* GOAL OF THE EXERCISE
The exercise asks for every line of the data to be reproduced exactly.

* TASK INPUT
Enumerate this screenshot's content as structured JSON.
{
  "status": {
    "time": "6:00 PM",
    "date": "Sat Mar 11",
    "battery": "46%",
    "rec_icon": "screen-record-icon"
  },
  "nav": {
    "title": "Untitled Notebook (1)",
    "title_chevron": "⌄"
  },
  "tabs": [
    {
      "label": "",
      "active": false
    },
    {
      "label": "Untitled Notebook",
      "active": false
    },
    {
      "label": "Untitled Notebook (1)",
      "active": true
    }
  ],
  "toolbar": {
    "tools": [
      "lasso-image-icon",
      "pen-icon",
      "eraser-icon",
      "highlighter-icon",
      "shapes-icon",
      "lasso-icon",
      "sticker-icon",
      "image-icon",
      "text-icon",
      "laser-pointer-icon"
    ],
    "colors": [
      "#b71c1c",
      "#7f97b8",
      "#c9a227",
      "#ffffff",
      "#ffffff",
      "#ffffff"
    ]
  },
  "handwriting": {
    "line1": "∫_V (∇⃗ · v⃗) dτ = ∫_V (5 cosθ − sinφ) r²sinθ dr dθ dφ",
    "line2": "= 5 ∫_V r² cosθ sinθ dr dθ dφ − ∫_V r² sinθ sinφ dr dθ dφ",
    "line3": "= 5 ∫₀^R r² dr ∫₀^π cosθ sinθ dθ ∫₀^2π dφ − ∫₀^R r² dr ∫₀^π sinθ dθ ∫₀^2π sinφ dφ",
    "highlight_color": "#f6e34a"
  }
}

* PROBLEM SOLUTION
Enumerate this screenshot's content as structured JSON.
{
  "status": {
    "time": "6:00 PM",
    "date": "Sat Mar 11",
    "battery": "46%",
    "rec_icon": "screen-record-icon"
  },
  "nav": {
    "title": "Untitled Notebook (1)",
    "title_chevron": "⌄"
  },
  "tabs": [
    {
      "label": "",
      "active": false
    },
    {
      "label": "Untitled Notebook",
      "active": false
    },
    {
      "label": "Untitled Notebook (1)",
      "active": true
    }
  ],
  "toolbar": {
    "tools": [
      "lasso-image-icon",
      "pen-icon",
      "eraser-icon",
      "highlighter-icon",
      "shapes-icon",
      "lasso-icon",
      "sticker-icon",
      "image-icon",
      "text-icon",
      "laser-pointer-icon"
    ],
    "colors": [
      "#b71c1c",
      "#7f97b8",
      "#c9a227",
      "#ffffff",
      "#ffffff",
      "#ffffff"
    ]
  },
  "handwriting": {
    "line1": "∫_V (∇⃗ · v⃗) dτ = ∫_V (5 cosθ − sinφ) r²sinθ dr dθ dφ",
    "line2": "= 5 ∫_V r² cosθ sinθ dr dθ dφ − ∫_V r² sinθ sinφ dr dθ dφ",
    "line3": "= 5 ∫₀^R r² dr ∫₀^π cosθ sinθ dθ ∫₀^2π dφ − ∫₀^R r² dr ∫₀^π sinθ dθ ∫₀^2π sinφ dφ",
    "highlight_color": "#f6e34a"
  }
}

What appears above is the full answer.